Janice and Rex Cowden sat down for an interview to discuss how to navigate a cancer diagnosis as a couple, and that communication is not only the key to a better cancer journey but a better marriage.
In 2011, Janice and Rex Cowden were looking forward to enjoying Rex’s new retirement and moving into a new home when life took a turn and Janice was diagnosed with stage 1 triple-negative breast cancer (TNBC). After successful treatment and years of positive follow ups, Janice was devastated to receive a second diagnosis, this time of stage 4 TNBC, in the summer of 2016. But the Cowdens soon learned that sharing their feelings, honestly and often, would be the only way to get through it together.
Having recently celebrated their 41st anniversary, the Cowdens sat down with CURE® to discuss what it was like navigating the waters of two cancer diagnoses while also trying to keep their marriage intact. The key, says Janice, is in open and honest communication, from both patient and caregiver.
“This isn't just a disease that's being experienced by you as a patient. It's a disease that's being experienced by your caregivers, by your family, your friends,” she says. “Everyone feels the weight of this disease, but they can also feel very helpless too.”
I think it's very, very important for couples to be open and honest. I think it's important for if you're the patient, I think it's important for you to be able to ask for help when you need it. And to understand that for the caregivers, this isn't just a disease that's being experienced by you as a patient. It's a disease that's being experienced by your caregivers, by your family, your friends. Everyone feels the weight of this disease, but they can also feel very helpless too.

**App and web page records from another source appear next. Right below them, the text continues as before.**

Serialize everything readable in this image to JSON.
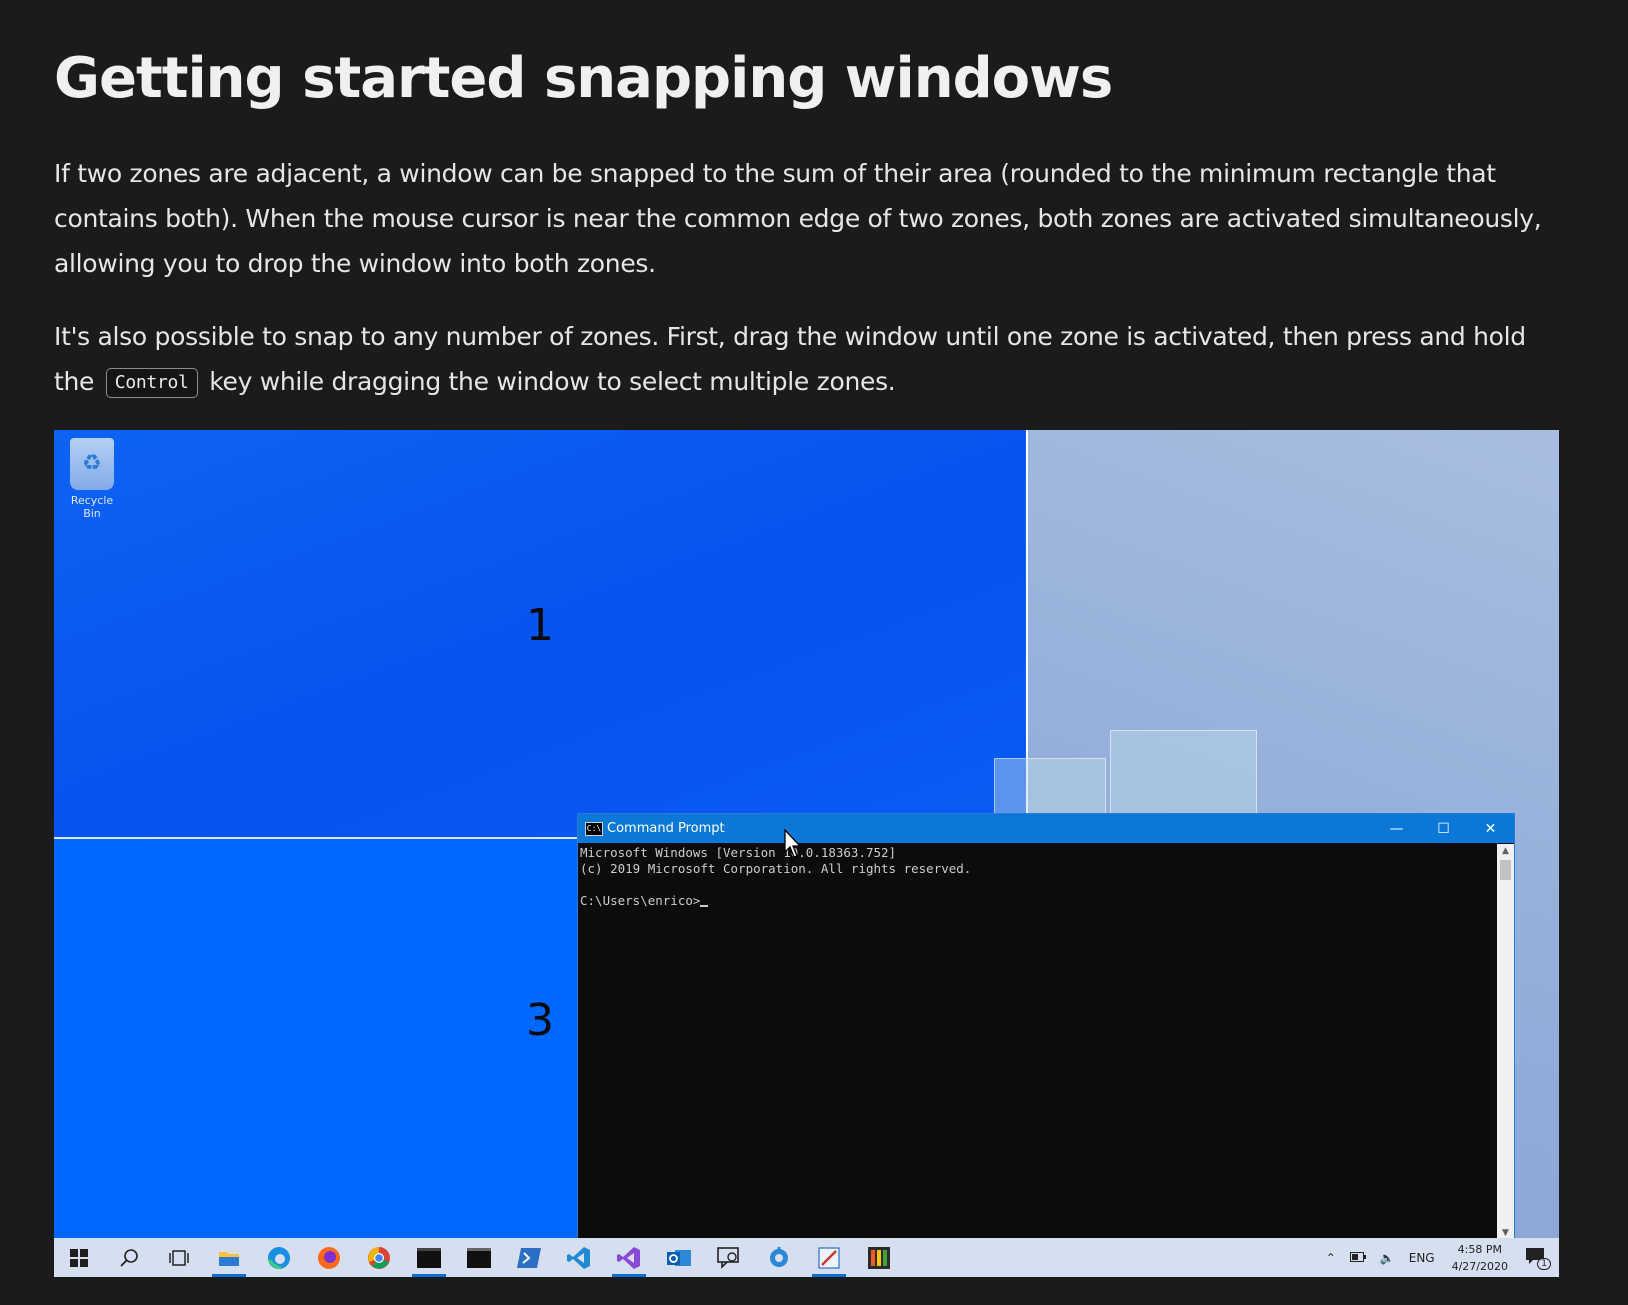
{
  "heading": "Getting started snapping windows",
  "paragraph1": "If two zones are adjacent, a window can be snapped to the sum of their area (rounded to the minimum rectangle that contains both). When the mouse cursor is near the common edge of two zones, both zones are activated simultaneously, allowing you to drop the window into both zones.",
  "paragraph2": {
    "before": "It's also possible to snap to any number of zones. First, drag the window until one zone is activated, then press and hold the",
    "key": "Control",
    "after": "key while dragging the window to select multiple zones."
  },
  "screenshot": {
    "desktop": {
      "recycle_bin_label": "Recycle Bin",
      "zone_labels": [
        "1",
        "3"
      ]
    },
    "cmd_window": {
      "title": "Command Prompt",
      "lines": [
        "Microsoft Windows [Version 10.0.18363.752]",
        "(c) 2019 Microsoft Corporation. All rights reserved.",
        "",
        "C:\\Users\\enrico>"
      ]
    },
    "taskbar": {
      "icons": [
        "windows-start-icon",
        "search-icon",
        "task-view-icon",
        "file-explorer-icon",
        "edge-icon",
        "firefox-icon",
        "chrome-icon",
        "terminal-icon",
        "cmd-icon",
        "powershell-icon",
        "vscode-icon",
        "visual-studio-icon",
        "outlook-icon",
        "feedback-icon",
        "teams-icon",
        "paint-icon",
        "powertoys-icon"
      ],
      "language": "ENG",
      "time": "4:58 PM",
      "date": "4/27/2020",
      "notification_count": "1"
    }
  }
}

And if they're in a position where they're offering to help you, which I hope they are, you need to be very specific about what it is you need, and what it is you want and just know that they're going through this too.
Unfortunately, there's not a lot of support out there for caregivers. There's a lot for those of us who were diagnosed with a disease, but for caregivers, not so much. I think it takes a lot of patience, and sometimes fear can produce emotions and it comes out as anger and you know, I see a lot of relationships fail. Marriages fail as a result of this diagnosis. Some people simply can't handle it.
I think getting therapy is a wonderful thing that you can do. And I also think it's important for you to learn as much as you can about your disease and to share that information with your caregiver. Because I think lack of knowledge makes us feel even more helpless and anxious.